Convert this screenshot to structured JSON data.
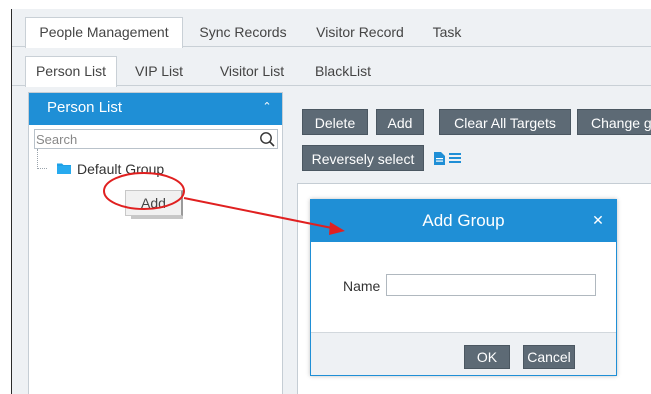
{
  "main_tabs": [
    {
      "label": "People Management",
      "active": true
    },
    {
      "label": "Sync Records",
      "active": false
    },
    {
      "label": "Visitor Record",
      "active": false
    },
    {
      "label": "Task",
      "active": false
    }
  ],
  "sub_tabs": [
    {
      "label": "Person List",
      "active": true
    },
    {
      "label": "VIP List",
      "active": false
    },
    {
      "label": "Visitor List",
      "active": false
    },
    {
      "label": "BlackList",
      "active": false
    }
  ],
  "left_panel": {
    "title": "Person List",
    "search_placeholder": "Search",
    "tree": [
      {
        "label": "Default Group",
        "icon": "folder-icon"
      }
    ],
    "context_menu": {
      "add_label": "Add"
    }
  },
  "toolbar": {
    "delete_label": "Delete",
    "add_label": "Add",
    "clear_targets_label": "Clear All Targets",
    "change_label": "Change g",
    "reverse_select_label": "Reversely select"
  },
  "dialog": {
    "title": "Add Group",
    "name_label": "Name",
    "name_value": "",
    "ok_label": "OK",
    "cancel_label": "Cancel"
  },
  "colors": {
    "accent": "#1f8fd6",
    "button": "#5d6a75",
    "annotation": "#e02020"
  }
}
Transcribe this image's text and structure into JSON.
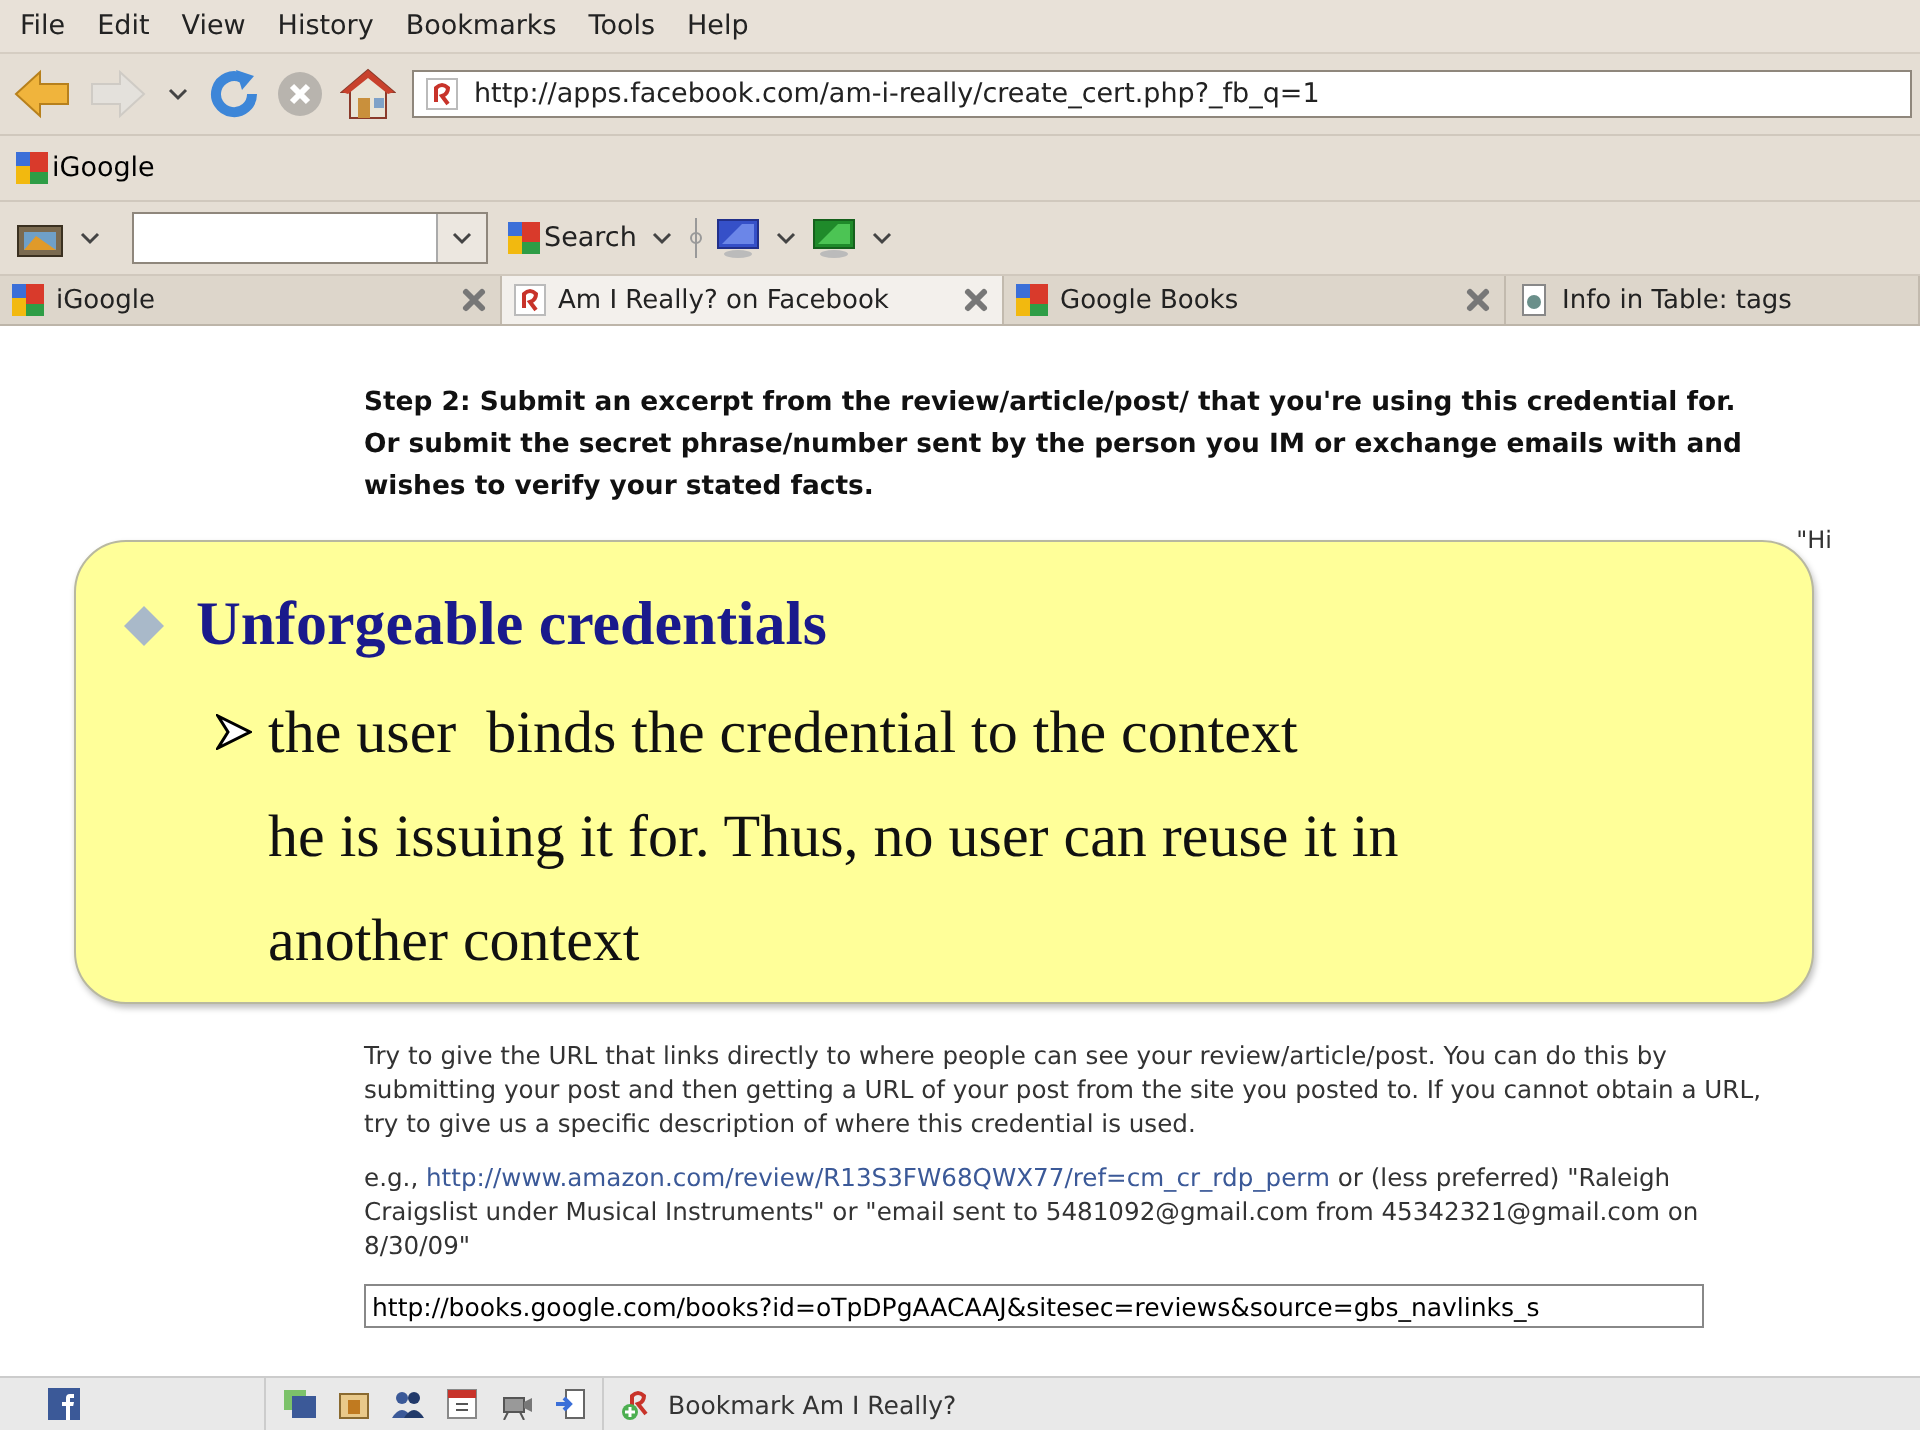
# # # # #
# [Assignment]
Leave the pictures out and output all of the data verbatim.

# [Worked solution]
Convert this screenshot to structured JSON data.
{
  "main_tabs": [
    {
      "label": "People Management",
      "active": true
    },
    {
      "label": "Sync Records",
      "active": false
    },
    {
      "label": "Visitor Record",
      "active": false
    },
    {
      "label": "Task",
      "active": false
    }
  ],
  "sub_tabs": [
    {
      "label": "Person List",
      "active": true
    },
    {
      "label": "VIP List",
      "active": false
    },
    {
      "label": "Visitor List",
      "active": false
    },
    {
      "label": "BlackList",
      "active": false
    }
  ],
  "left_panel": {
    "title": "Person List",
    "search_placeholder": "Search",
    "tree": [
      {
        "label": "Default Group",
        "icon": "folder-icon"
      }
    ],
    "context_menu": {
      "add_label": "Add"
    }
  },
  "toolbar": {
    "delete_label": "Delete",
    "add_label": "Add",
    "clear_targets_label": "Clear All Targets",
    "change_label": "Change g",
    "reverse_select_label": "Reversely select"
  },
  "dialog": {
    "title": "Add Group",
    "name_label": "Name",
    "name_value": "",
    "ok_label": "OK",
    "cancel_label": "Cancel"
  },
  "colors": {
    "accent": "#1f8fd6",
    "button": "#5d6a75",
    "annotation": "#e02020"
  }
}
Transcribe this image's text and structure into JSON.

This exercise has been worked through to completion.